LATELY, one of the most interesting subjects I have become fond of is neuroscience. The first time I came across the word “neuroscience” was when I was preparing a strategic communication seminar for communications and public relations (PR) executives, which was held in Victoria Falls. Then it dawned on me that unless people acquire some understanding of the functioning of the human brain, be it at the workplace or otherwise, it would be difficult for them to connect and influence positive action on one another.
People Management Issues with Robert Mandeya
For the purpose of this article, I will attempt to couch an appropriate definition of neuroscience in a way it would be understood by a layman. Neuroscience, also known as neural science, is the study of how the nervous system develops, its structure and what it does. Neuroscientists focus on the brain and its impact on behaviour and cognitive functions. From this definition already we can discern that it is something to do with the human psychology. It is therefore imperative for those in leadership to at least acquire some general understanding of psychology vis-a-vis human behaviour for them to be able to connect and influence desirable behaviour in their subordinates.
In the workplace, where executives need to change the behaviour of potentially thousands of employees, some understanding of what goes on in the human brain at any particular moment cannot be over emphasised. This issue applies to communication in as much as it does to any human engagement endeavour. But getting people to change their behaviour is easier said than done. Change literally hurts us. Why this is so is because the part of the brain used to build new habits uses a lot more energy than the part that is used for old habits. A simple example is when someone that has been driving a car for years goes somewhere in the world where they drive on the other side of the road.
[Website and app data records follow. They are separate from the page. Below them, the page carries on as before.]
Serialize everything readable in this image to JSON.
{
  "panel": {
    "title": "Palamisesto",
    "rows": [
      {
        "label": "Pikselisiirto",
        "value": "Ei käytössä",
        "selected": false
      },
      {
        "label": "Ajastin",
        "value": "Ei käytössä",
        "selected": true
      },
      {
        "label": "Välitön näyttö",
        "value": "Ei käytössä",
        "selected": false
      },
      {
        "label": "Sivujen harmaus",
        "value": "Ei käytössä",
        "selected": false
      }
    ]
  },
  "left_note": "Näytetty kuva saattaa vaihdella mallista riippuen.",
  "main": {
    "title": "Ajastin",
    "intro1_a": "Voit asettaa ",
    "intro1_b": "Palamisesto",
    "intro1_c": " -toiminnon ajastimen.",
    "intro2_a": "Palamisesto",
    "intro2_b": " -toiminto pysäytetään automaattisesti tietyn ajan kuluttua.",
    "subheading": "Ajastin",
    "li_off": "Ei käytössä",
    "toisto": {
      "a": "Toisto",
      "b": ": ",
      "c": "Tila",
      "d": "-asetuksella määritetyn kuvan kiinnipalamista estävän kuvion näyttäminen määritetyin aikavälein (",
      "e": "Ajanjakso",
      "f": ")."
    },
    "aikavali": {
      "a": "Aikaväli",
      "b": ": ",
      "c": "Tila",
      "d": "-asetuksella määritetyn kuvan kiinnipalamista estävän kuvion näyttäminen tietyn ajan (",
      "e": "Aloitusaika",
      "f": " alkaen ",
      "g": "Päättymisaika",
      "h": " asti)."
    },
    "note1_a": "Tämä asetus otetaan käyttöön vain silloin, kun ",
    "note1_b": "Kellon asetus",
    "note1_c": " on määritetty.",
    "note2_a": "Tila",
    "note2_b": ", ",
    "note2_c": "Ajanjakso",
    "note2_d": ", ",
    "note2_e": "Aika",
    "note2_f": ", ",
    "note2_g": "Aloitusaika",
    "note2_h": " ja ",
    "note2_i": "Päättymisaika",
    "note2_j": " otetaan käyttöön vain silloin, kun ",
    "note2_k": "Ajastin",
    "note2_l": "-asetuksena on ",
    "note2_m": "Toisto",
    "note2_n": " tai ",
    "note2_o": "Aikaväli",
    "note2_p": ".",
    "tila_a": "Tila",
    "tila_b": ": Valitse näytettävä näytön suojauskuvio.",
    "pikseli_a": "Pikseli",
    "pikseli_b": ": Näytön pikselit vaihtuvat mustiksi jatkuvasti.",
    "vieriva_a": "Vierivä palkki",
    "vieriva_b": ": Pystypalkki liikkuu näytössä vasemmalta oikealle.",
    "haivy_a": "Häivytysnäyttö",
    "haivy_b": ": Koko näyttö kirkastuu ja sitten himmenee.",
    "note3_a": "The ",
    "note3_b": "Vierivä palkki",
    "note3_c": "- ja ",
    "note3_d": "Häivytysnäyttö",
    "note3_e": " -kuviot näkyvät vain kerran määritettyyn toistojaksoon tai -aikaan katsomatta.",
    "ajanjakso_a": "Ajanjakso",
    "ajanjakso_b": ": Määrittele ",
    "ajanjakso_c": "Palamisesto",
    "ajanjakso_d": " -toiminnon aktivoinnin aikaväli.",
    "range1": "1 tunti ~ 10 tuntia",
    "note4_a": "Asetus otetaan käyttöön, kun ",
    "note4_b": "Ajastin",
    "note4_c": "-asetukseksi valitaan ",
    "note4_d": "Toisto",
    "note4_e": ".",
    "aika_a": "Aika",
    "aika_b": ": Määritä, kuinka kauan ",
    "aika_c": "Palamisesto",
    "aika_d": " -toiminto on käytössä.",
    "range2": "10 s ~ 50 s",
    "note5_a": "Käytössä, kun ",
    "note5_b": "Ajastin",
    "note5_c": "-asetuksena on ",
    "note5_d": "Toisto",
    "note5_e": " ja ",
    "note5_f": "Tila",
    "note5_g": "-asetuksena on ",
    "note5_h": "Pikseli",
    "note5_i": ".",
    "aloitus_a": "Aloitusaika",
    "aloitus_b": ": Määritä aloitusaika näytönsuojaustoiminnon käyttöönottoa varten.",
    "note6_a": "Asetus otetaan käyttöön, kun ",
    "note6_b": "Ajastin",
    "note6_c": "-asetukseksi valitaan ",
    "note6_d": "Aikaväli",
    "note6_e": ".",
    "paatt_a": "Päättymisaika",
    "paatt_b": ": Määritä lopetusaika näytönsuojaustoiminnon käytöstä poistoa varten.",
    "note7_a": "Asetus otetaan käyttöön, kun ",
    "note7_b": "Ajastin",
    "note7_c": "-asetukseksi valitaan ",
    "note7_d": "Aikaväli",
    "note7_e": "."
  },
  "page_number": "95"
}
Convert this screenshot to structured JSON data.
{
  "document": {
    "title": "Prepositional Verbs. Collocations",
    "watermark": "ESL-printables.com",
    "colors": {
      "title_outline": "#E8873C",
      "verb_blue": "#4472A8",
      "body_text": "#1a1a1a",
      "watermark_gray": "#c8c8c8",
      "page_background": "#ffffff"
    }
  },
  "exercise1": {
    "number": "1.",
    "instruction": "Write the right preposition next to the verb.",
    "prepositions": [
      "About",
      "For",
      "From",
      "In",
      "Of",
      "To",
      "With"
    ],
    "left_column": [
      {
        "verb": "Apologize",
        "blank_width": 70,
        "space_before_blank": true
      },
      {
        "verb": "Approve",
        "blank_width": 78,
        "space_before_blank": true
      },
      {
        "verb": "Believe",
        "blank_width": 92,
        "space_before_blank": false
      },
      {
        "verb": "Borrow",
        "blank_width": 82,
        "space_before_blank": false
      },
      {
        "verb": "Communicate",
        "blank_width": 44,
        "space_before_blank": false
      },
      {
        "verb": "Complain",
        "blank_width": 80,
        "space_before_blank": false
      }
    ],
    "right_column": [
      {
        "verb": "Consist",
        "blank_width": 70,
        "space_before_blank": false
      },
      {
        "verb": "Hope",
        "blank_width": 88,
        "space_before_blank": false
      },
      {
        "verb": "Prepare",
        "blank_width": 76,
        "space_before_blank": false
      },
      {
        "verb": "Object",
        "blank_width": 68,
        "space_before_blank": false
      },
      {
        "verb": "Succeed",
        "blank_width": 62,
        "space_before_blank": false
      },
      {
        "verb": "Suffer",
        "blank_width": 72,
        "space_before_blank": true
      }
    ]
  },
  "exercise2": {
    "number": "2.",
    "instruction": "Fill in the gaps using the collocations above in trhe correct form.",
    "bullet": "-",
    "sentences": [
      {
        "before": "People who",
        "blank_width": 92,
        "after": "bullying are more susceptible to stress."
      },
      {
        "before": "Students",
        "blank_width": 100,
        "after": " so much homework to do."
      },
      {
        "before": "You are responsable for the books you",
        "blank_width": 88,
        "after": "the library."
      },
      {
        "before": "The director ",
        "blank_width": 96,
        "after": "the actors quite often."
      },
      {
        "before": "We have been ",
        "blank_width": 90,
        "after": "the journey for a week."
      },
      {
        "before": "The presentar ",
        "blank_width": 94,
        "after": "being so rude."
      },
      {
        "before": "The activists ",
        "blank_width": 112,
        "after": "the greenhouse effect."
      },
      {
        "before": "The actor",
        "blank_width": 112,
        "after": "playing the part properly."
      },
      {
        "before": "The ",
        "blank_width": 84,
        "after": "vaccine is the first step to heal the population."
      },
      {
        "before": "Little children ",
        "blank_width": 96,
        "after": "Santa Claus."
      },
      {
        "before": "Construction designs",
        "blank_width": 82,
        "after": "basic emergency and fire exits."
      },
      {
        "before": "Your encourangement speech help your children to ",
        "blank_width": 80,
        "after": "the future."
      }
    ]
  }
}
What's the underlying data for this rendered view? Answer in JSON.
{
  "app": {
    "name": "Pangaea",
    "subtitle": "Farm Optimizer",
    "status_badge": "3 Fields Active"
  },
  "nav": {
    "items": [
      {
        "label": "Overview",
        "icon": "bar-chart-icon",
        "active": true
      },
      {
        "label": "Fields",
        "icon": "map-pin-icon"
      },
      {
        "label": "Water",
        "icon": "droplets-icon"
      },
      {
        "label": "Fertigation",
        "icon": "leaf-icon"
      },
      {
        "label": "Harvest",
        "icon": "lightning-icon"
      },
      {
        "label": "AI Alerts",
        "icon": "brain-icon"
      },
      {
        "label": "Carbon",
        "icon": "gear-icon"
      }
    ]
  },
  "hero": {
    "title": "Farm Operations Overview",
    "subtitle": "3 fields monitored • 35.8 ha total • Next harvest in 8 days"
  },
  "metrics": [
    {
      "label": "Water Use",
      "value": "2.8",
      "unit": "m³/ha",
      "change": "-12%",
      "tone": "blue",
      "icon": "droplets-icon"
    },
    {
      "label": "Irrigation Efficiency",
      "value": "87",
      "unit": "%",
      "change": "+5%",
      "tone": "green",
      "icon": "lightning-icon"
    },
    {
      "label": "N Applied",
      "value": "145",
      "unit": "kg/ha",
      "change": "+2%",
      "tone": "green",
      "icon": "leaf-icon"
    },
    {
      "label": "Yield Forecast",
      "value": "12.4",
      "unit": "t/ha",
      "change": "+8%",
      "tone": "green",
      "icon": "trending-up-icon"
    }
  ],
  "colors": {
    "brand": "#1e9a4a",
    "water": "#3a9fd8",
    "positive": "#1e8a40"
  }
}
They will find driving incredibly difficult. Or if you are used to an automatic vehicle and suddenly switch to a manual, you will face a challenge before you get used to it.
Why understand human psychology
Why understanding of the psychology or brain functioning of people matters most to leadership is that it can give you insights into things like how people feel about how much freedom they have and what their relationships at work are like, which as you will soon see, are very important when planning employee engagement programmes. This knowledge will help leaders to have an understanding of how to treat employees so that they are more engaged and enjoy their work, ultimately leading to a more successful business. More importantly If managers could have a better sense of their employees’ behaviour, they would be better able to help them grow and be better at work. It goes without saying that humans are so fragile and complex, and we have not even come close to fully understanding how our minds work — although incredible progress has been made.
Please note a few theories discussed here are only scratching the surface of the amount of research that is out there on what affects human behaviour. I will share with you a few of these theories and hope this will ignite your sense of inquiry to dig deeper into the intricacy of this subject.
Maslow’s hierarchy of needs
A lot many of us are familiar with this theory but essentially what the theory is, is that a person’s basic needs must be met before they can go on to higher level needs. According to the hierarchy, you need to achieve the first, before moving on. The way that leaders can apply this is by making sure that all of your bases are covered particularly the issue of salaries. With the current economic crisis we have so many organisations struggling or even failing to fulfill this very basic need.
According to recent research, the secret to making employees happy is by encouraging self-expression and letting new employees bring their unique values and perspectives to the job. This has to be done from day one.What the research indicates, is that many onboarding processes are flawed, where they try and indoctrinate employees into the way the company does things instead of simply allowing them to express themselves and bring their insights to the job. However this issue is subject to debate.
Groupthink is a psychological phenomenon that happens in a group of people, where the search for harmony and conformity leads people to not innovate and not express their true opinions; which usually leads to poor decisions being made. This is particularly true of our culture in Shona where people do not freely express their mind for the sake of being polite. (Kuita gudzira mukanwa) In Chimanyika where I come from they call it “Gwawa.” This is a very bad culture in business. We have situations where people tell you what you want to hear for the sake of avoiding offending you.
Managers need to be aware of this during brainstorming sessions. While a great idea in theory, what usually ends up happening is the loudest person in the room ends up taking over and end up controlling the meeting.
Herzberg’s motivation-hygiene theory
The theory is, that “motivation” factors, like recognition, growth, autonomy and enjoying the work itself are what really lead to job satisfaction. On the other hand, job dissatisfaction comes from “hygiene” factors, like the physical work environment, salary, and job security.Why this theory is so interesting, is that fixing the issues that lead to job dissatisfaction (like paying someone a higher salary) will not necessarily lead to job satisfaction. All those fancy perks and bonuses do not mean anything if we have no autonomy, recognition, or growth at work.
Even more interesting, being recognised and having that autonomy will not offset being paid poorly or not enjoying your work environment.
There are so many other theories which might help managers understand human behaviour but because of space I cannot go into a lot many of these now.